── RECORD SET ──

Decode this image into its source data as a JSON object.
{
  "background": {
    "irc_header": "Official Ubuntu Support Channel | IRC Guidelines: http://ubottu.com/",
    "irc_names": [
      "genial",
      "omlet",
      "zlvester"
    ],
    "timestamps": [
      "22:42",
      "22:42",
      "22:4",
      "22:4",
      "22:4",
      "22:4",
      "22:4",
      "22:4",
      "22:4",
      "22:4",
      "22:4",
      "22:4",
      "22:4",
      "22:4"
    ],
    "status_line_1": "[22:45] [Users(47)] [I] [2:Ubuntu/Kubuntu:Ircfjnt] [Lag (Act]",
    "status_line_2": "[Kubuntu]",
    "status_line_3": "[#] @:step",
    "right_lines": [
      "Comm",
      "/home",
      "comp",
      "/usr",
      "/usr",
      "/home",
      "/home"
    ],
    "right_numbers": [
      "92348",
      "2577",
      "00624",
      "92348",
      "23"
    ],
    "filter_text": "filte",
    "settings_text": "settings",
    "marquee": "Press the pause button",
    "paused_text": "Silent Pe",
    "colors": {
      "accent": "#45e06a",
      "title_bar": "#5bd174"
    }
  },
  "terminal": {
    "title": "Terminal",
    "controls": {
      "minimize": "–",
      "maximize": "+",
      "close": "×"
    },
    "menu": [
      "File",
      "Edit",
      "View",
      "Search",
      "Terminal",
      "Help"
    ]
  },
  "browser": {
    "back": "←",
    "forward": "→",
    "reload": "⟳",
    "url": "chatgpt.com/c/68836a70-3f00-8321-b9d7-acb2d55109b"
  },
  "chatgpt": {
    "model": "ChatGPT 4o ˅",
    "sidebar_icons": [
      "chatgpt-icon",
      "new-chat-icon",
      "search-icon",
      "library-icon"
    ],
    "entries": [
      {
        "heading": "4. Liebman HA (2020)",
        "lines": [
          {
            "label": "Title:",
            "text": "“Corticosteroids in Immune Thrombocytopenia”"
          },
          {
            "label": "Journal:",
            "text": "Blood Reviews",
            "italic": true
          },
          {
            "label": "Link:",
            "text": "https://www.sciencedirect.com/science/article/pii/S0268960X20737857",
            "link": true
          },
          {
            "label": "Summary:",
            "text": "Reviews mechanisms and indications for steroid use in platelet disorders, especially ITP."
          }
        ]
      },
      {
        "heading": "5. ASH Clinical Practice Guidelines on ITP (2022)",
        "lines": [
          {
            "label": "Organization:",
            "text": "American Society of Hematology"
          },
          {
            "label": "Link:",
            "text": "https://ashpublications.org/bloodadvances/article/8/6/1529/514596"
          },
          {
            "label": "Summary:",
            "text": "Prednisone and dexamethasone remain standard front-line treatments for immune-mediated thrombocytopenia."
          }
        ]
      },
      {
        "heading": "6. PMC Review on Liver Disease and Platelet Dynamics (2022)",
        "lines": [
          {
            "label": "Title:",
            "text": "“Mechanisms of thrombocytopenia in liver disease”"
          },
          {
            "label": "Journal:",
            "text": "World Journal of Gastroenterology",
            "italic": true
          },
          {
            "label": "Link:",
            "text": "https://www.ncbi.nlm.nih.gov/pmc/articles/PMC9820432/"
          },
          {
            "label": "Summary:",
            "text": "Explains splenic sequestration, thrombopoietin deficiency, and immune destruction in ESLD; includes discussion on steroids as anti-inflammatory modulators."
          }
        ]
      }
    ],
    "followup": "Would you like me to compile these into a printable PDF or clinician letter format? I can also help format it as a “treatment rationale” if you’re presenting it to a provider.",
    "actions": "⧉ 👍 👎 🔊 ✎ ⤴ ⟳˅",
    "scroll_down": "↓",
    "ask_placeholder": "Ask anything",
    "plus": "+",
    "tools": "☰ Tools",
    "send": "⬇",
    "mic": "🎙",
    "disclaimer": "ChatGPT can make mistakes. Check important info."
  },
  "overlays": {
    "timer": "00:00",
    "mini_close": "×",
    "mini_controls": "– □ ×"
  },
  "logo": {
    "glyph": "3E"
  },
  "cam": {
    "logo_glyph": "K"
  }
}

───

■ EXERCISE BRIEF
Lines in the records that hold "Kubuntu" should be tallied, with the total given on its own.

■ SOLUTION FOR THIS EXERCISE
2